Element data from apps and pages
- - - - - - -

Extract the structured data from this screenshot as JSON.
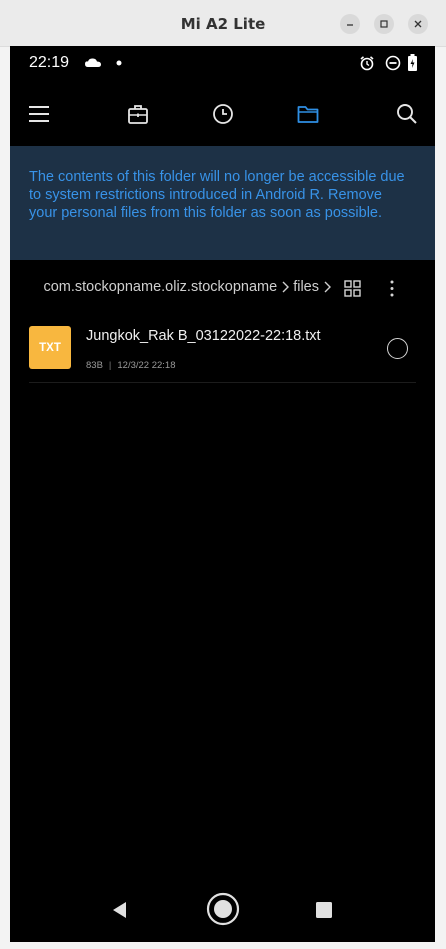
{
  "window": {
    "title": "Mi A2 Lite",
    "controls": [
      "minimize-icon",
      "maximize-icon",
      "close-icon"
    ]
  },
  "statusbar": {
    "time": "22:19",
    "left_icons": [
      "cloud-icon",
      "dot-icon"
    ],
    "right_icons": [
      "alarm-icon",
      "do-not-disturb-icon",
      "battery-icon"
    ]
  },
  "toolbar": {
    "icons": [
      "menu-icon",
      "briefcase-icon",
      "history-clock-icon",
      "folder-icon",
      "search-icon"
    ],
    "active": "folder-icon",
    "accent_color": "#2f8fe4"
  },
  "banner": {
    "text": "The contents of this folder will no longer be accessible due to system restrictions introduced in Android R. Remove your personal files from this folder as soon as possible.",
    "background": "#1d3146",
    "text_color": "#3893e8"
  },
  "path": {
    "crumbs": [
      "com.stockopname.oliz.stockopname",
      "files"
    ],
    "actions": [
      "grid-view-icon",
      "more-vert-icon"
    ]
  },
  "files": [
    {
      "type_badge": "TXT",
      "badge_color": "#f8b73f",
      "name": "Jungkok_Rak B_03122022-22:18.txt",
      "size": "83B",
      "date": "12/3/22 22:18",
      "selected": false
    }
  ],
  "navbar": {
    "icons": [
      "back-icon",
      "home-icon",
      "recents-icon"
    ]
  }
}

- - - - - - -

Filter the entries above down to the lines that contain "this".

* _SOLVED PROBLEM_:
Extract the structured data from this screenshot as JSON.
    "text": "The contents of this folder will no longer be accessible due to system restrictions introduced in Android R. Remove your personal files from this folder as soon as possible.",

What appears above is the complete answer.